§ **ASSIGNMENT**
Take the data that follows and return it exactly.

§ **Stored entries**
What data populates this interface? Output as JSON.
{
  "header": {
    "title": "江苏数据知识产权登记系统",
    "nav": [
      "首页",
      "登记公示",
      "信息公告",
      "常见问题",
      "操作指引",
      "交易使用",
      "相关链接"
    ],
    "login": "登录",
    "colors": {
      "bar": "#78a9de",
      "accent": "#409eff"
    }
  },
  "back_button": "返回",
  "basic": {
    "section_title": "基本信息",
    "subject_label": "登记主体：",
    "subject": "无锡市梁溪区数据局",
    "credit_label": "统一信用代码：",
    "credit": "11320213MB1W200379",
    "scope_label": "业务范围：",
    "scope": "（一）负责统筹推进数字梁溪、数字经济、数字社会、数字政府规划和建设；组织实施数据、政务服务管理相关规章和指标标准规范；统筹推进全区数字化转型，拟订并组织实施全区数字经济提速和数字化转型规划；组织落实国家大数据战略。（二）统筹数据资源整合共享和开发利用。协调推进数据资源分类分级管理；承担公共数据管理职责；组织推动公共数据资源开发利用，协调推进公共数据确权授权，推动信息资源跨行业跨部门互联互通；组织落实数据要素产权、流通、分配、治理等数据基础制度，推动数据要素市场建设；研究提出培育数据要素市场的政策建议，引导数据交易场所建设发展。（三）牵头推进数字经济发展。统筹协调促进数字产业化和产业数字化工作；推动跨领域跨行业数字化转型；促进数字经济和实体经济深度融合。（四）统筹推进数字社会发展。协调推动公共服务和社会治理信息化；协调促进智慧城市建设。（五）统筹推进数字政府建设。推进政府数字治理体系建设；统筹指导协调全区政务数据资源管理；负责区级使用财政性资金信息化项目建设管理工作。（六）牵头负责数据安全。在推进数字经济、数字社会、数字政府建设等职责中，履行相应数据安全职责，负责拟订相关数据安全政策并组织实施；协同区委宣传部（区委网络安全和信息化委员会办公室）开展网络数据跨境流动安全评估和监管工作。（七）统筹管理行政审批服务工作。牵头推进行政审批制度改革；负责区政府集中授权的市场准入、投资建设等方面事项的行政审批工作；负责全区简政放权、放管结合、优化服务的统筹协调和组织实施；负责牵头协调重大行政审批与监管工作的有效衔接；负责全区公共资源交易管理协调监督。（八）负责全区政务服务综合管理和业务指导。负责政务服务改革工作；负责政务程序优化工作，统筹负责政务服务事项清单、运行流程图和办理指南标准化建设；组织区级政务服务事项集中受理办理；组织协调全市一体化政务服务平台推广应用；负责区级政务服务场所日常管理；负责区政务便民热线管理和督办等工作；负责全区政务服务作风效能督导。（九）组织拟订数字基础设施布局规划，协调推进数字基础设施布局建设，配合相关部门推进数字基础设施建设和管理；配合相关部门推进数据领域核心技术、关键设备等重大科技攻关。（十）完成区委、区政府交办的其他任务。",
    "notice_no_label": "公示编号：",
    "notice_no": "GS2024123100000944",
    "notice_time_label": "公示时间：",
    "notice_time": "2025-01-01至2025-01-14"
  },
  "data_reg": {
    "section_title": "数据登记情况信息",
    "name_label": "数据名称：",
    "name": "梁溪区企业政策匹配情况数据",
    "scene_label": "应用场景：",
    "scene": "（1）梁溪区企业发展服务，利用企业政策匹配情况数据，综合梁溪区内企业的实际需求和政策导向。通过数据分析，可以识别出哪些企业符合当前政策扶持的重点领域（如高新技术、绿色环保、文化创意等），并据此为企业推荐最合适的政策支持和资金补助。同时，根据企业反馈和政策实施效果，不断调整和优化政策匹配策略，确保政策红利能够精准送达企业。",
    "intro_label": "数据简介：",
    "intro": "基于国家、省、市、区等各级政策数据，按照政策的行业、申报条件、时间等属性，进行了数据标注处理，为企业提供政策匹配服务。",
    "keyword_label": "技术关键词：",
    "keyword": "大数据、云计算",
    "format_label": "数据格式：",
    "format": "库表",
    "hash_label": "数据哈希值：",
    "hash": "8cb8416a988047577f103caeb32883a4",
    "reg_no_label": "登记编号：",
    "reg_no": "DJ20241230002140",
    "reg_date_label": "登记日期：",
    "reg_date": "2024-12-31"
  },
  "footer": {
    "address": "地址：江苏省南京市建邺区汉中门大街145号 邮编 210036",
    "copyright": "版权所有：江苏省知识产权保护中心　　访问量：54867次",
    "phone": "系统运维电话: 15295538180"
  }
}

§ **RESPONSE TO THIS EXERCISE**
What data populates this interface? Output as JSON.
{
  "header": {
    "title": "江苏数据知识产权登记系统",
    "nav": [
      "首页",
      "登记公示",
      "信息公告",
      "常见问题",
      "操作指引",
      "交易使用",
      "相关链接"
    ],
    "login": "登录",
    "colors": {
      "bar": "#78a9de",
      "accent": "#409eff"
    }
  },
  "back_button": "返回",
  "basic": {
    "section_title": "基本信息",
    "subject_label": "登记主体：",
    "subject": "无锡市梁溪区数据局",
    "credit_label": "统一信用代码：",
    "credit": "11320213MB1W200379",
    "scope_label": "业务范围：",
    "scope": "（一）负责统筹推进数字梁溪、数字经济、数字社会、数字政府规划和建设；组织实施数据、政务服务管理相关规章和指标标准规范；统筹推进全区数字化转型，拟订并组织实施全区数字经济提速和数字化转型规划；组织落实国家大数据战略。（二）统筹数据资源整合共享和开发利用。协调推进数据资源分类分级管理；承担公共数据管理职责；组织推动公共数据资源开发利用，协调推进公共数据确权授权，推动信息资源跨行业跨部门互联互通；组织落实数据要素产权、流通、分配、治理等数据基础制度，推动数据要素市场建设；研究提出培育数据要素市场的政策建议，引导数据交易场所建设发展。（三）牵头推进数字经济发展。统筹协调促进数字产业化和产业数字化工作；推动跨领域跨行业数字化转型；促进数字经济和实体经济深度融合。（四）统筹推进数字社会发展。协调推动公共服务和社会治理信息化；协调促进智慧城市建设。（五）统筹推进数字政府建设。推进政府数字治理体系建设；统筹指导协调全区政务数据资源管理；负责区级使用财政性资金信息化项目建设管理工作。（六）牵头负责数据安全。在推进数字经济、数字社会、数字政府建设等职责中，履行相应数据安全职责，负责拟订相关数据安全政策并组织实施；协同区委宣传部（区委网络安全和信息化委员会办公室）开展网络数据跨境流动安全评估和监管工作。（七）统筹管理行政审批服务工作。牵头推进行政审批制度改革；负责区政府集中授权的市场准入、投资建设等方面事项的行政审批工作；负责全区简政放权、放管结合、优化服务的统筹协调和组织实施；负责牵头协调重大行政审批与监管工作的有效衔接；负责全区公共资源交易管理协调监督。（八）负责全区政务服务综合管理和业务指导。负责政务服务改革工作；负责政务程序优化工作，统筹负责政务服务事项清单、运行流程图和办理指南标准化建设；组织区级政务服务事项集中受理办理；组织协调全市一体化政务服务平台推广应用；负责区级政务服务场所日常管理；负责区政务便民热线管理和督办等工作；负责全区政务服务作风效能督导。（九）组织拟订数字基础设施布局规划，协调推进数字基础设施布局建设，配合相关部门推进数字基础设施建设和管理；配合相关部门推进数据领域核心技术、关键设备等重大科技攻关。（十）完成区委、区政府交办的其他任务。",
    "notice_no_label": "公示编号：",
    "notice_no": "GS2024123100000944",
    "notice_time_label": "公示时间：",
    "notice_time": "2025-01-01至2025-01-14"
  },
  "data_reg": {
    "section_title": "数据登记情况信息",
    "name_label": "数据名称：",
    "name": "梁溪区企业政策匹配情况数据",
    "scene_label": "应用场景：",
    "scene": "（1）梁溪区企业发展服务，利用企业政策匹配情况数据，综合梁溪区内企业的实际需求和政策导向。通过数据分析，可以识别出哪些企业符合当前政策扶持的重点领域（如高新技术、绿色环保、文化创意等），并据此为企业推荐最合适的政策支持和资金补助。同时，根据企业反馈和政策实施效果，不断调整和优化政策匹配策略，确保政策红利能够精准送达企业。",
    "intro_label": "数据简介：",
    "intro": "基于国家、省、市、区等各级政策数据，按照政策的行业、申报条件、时间等属性，进行了数据标注处理，为企业提供政策匹配服务。",
    "keyword_label": "技术关键词：",
    "keyword": "大数据、云计算",
    "format_label": "数据格式：",
    "format": "库表",
    "hash_label": "数据哈希值：",
    "hash": "8cb8416a988047577f103caeb32883a4",
    "reg_no_label": "登记编号：",
    "reg_no": "DJ20241230002140",
    "reg_date_label": "登记日期：",
    "reg_date": "2024-12-31"
  },
  "footer": {
    "address": "地址：江苏省南京市建邺区汉中门大街145号 邮编 210036",
    "copyright": "版权所有：江苏省知识产权保护中心　　访问量：54867次",
    "phone": "系统运维电话: 15295538180"
  }
}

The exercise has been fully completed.